Example: the image distribution/registry, with tags 2.0 and 2.1.

Users interact with a registry by using docker push and pull commands.

Example: docker pull registry-1.docker.io/distribution/registry:2.1.

Storage itself is delegated to drivers. The default storage driver is the local posix filesystem, which is suitable for development or small deployments. Additional cloud-based storage drivers like S3, Microsoft Azure, OpenStack Swift and Aliyun OSS are also supported. People looking into using other storage backends may do so by writing their own driver implementing the Storage API.

Since securing access to your hosted images is paramount, the Registry natively supports TLS and basic authentication.

The Registry GitHub repository includes additional information about advanced authentication and authorization methods. Only very large or public deployments are expected to extend the Registry in this way.

Finally, the Registry ships with a robust notification system, calling webhooks in response to activity, and both extensive logging and reporting, mostly useful for large installations that want to collect metrics.

Understanding image naming

Image names as used in typical docker commands reflect their origin:

  • docker pull ubuntu instructs docker to pull an image named ubuntu from the official Docker Hub. This is simply a shortcut for the longer docker pull docker.io/library/ubuntu command
  • docker pull myregistrydomain:port/foo/bar instructs docker to contact the registry located at myregistrydomain:port to find the image foo/bar
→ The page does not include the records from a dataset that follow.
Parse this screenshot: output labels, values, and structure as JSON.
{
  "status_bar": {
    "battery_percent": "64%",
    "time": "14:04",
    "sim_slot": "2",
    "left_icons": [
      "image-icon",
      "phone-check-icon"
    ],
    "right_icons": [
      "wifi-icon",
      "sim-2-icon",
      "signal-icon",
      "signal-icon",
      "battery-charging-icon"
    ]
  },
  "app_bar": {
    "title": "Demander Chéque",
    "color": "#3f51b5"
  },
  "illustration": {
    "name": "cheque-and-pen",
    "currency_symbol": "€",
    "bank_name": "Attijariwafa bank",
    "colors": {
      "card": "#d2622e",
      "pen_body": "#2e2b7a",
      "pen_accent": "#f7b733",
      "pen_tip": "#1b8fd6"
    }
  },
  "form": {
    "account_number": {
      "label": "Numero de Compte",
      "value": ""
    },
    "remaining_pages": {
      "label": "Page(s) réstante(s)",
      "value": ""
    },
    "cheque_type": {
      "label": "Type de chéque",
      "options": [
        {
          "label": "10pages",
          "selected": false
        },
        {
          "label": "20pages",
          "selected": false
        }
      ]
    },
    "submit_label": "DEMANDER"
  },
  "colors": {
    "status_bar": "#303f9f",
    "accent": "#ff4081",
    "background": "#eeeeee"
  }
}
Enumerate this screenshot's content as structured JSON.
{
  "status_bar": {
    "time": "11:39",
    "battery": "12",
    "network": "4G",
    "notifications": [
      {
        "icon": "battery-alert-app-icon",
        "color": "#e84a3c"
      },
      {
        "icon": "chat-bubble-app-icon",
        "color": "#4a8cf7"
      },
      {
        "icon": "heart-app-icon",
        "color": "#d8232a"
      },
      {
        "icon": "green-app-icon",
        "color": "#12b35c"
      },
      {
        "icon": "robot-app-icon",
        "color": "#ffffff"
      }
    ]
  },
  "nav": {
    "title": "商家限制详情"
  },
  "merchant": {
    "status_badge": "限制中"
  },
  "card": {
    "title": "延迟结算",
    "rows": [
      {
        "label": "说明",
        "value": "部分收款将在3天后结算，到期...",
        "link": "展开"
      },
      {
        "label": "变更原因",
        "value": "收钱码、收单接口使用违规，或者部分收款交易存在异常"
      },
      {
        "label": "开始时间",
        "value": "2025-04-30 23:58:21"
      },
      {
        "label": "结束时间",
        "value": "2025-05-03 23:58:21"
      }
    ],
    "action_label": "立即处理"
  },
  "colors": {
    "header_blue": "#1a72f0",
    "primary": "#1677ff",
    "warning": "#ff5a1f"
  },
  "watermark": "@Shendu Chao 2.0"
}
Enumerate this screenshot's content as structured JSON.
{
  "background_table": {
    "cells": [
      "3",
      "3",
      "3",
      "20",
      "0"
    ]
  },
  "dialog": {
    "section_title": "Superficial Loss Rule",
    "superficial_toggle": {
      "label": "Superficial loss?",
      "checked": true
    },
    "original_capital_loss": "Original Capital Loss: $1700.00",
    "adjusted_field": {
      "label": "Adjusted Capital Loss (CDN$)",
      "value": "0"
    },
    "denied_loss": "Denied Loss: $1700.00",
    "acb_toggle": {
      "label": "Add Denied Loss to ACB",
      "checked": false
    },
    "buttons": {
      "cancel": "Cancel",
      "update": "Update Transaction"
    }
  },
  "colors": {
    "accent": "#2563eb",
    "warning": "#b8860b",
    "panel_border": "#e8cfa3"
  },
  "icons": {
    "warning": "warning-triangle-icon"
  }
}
You can find out more about the various Docker commands dealing with images in the official Docker engine documentation.

Use cases

Running your own Registry is a great solution to integrate with and complement your CI/CD system. In a typical workflow, a commit to your source revision control system would trigger a build on your CI system, which would then push a new image to your Registry if the build is successful. A notification from the Registry would then trigger a deployment on a staging environment, or notify other systems that a new image is available.

It’s also an essential component if you want to quickly deploy a new image over a large cluster of machines.

Finally, it’s the best way to distribute images inside an isolated network.


You absolutely need to be familiar with Docker, specifically with regard to pushing and pulling images. You must understand the difference between the daemon and the cli, and at least grasp basic concepts about networking.

Also, while just starting a registry is fairly easy, operating it in a production environment requires operational skills, just like any other service. You are expected to be familiar with systems availability and scalability, logging and log processing, systems monitoring, and security 101. Strong understanding of http and overall network communications, plus familiarity with golang are certainly useful as well for advanced operations or hacking.


Dive into deploying your registry